She suffered pre- and post-natal depression, could work only a few hours at a time because of the pain, and she and her partner needed relationship counselling for about 18 months.

"We argued and we had a terrible time with the stress of what we had expected to be a time of great joy."

They also had to confront the options of aborting one of the embryos, or giving up one of the children for adoption. They decided to keep both children as an abortion would have put the other child at risk, and adoption would have been too painful.

"The experience of my pregnancy was so far removed from what I had anticipated that I was in relationship counselling, in a great deal of pain, and someone was suggesting that [adoption] was an option."

The women's names were suppressed until today, when visiting judge Justice Annabel Bennett will make a ruling as to whether to permanently conceal their identities.

The women's barrister, Hugh Marshall, SC, argued it could be distressing for the children to discover several years down the track that their mothers did not want to have them both.
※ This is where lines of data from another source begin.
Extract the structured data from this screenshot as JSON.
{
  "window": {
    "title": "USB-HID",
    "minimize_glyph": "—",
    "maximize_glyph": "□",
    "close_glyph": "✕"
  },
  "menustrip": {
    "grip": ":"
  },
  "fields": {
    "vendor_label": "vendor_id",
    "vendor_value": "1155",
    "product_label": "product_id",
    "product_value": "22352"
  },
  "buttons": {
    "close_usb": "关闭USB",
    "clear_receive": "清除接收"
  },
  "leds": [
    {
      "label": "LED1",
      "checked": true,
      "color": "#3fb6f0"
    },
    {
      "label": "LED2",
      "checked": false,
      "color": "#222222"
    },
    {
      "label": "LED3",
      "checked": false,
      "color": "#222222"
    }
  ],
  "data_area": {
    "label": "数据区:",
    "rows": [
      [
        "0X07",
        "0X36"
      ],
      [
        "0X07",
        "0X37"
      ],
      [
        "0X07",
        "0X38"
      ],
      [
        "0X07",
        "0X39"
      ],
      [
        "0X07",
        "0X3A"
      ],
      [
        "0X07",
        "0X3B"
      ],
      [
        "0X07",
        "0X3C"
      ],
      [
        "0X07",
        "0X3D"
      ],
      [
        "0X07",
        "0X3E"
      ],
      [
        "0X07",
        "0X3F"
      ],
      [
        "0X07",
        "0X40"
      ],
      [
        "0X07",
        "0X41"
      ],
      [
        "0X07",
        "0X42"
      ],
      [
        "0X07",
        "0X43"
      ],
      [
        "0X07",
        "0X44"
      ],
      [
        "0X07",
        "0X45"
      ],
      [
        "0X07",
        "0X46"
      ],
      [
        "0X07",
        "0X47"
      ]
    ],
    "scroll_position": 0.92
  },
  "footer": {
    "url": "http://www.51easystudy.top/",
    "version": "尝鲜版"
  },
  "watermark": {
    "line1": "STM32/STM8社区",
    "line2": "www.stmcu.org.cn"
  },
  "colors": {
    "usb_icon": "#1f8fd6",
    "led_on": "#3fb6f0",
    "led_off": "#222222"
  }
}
The birth mother told the court she earned more than $100,000 in the recent financial year, and her partner also worked full time.

They had first gone to Dr Armellin, who has a private practice in Deakin and also does work for John James Hospital and Calvary Hospital in December 2002, seeking artificial insemination treatment. They chose to use sperm from a Danish donor, as the father of one of the women was German.

After three unsuccessful treatments of artificial insemination, Dr Armellin recommended in-vitro fertilisation.

The mother told the court she and her partner had told Dr Armellin and a nurse at the Canberra Fertility Centre that they wanted only one child.

However, they had been under the impression that they could only decide how many embryos to implant on the day of the procedure, depending on the quality of the embryos.

They had signed a pre-admission form two months before the procedure, saying they consented to one or two embryos being implanted, but claimed the nurse at the fertility centre had said: "Just put 'up to two' and you can let us know any time up to the procedure."

Consequently, the mother had told Dr Armellin she only wanted one embryo implanted only minutes before she was sedated, in November 2003.

As well as seeking damages for the cost of raising a child, the birth mother is claiming about $17,000 for lost earnings as a result of an extra two months' maternity leave, and for the physical problems and medical expenses incurred as a result of carrying twins. She was rendered almost immobile in the second and third trimesters of the pregnancy.

Dr Armellin's barrister, Kim Burke, told the court her client admitted being told by the birth mother shortly before the procedure that she wanted only one embryo implanted, but this did not amount to negligence.

"The defendant's position is that the duty of care did not extend to preventing or avoiding multiple births," Ms Burke said.

"The conversation [minutes before the procedure] is not a negligent act because there was a document signed saying one to two embryos."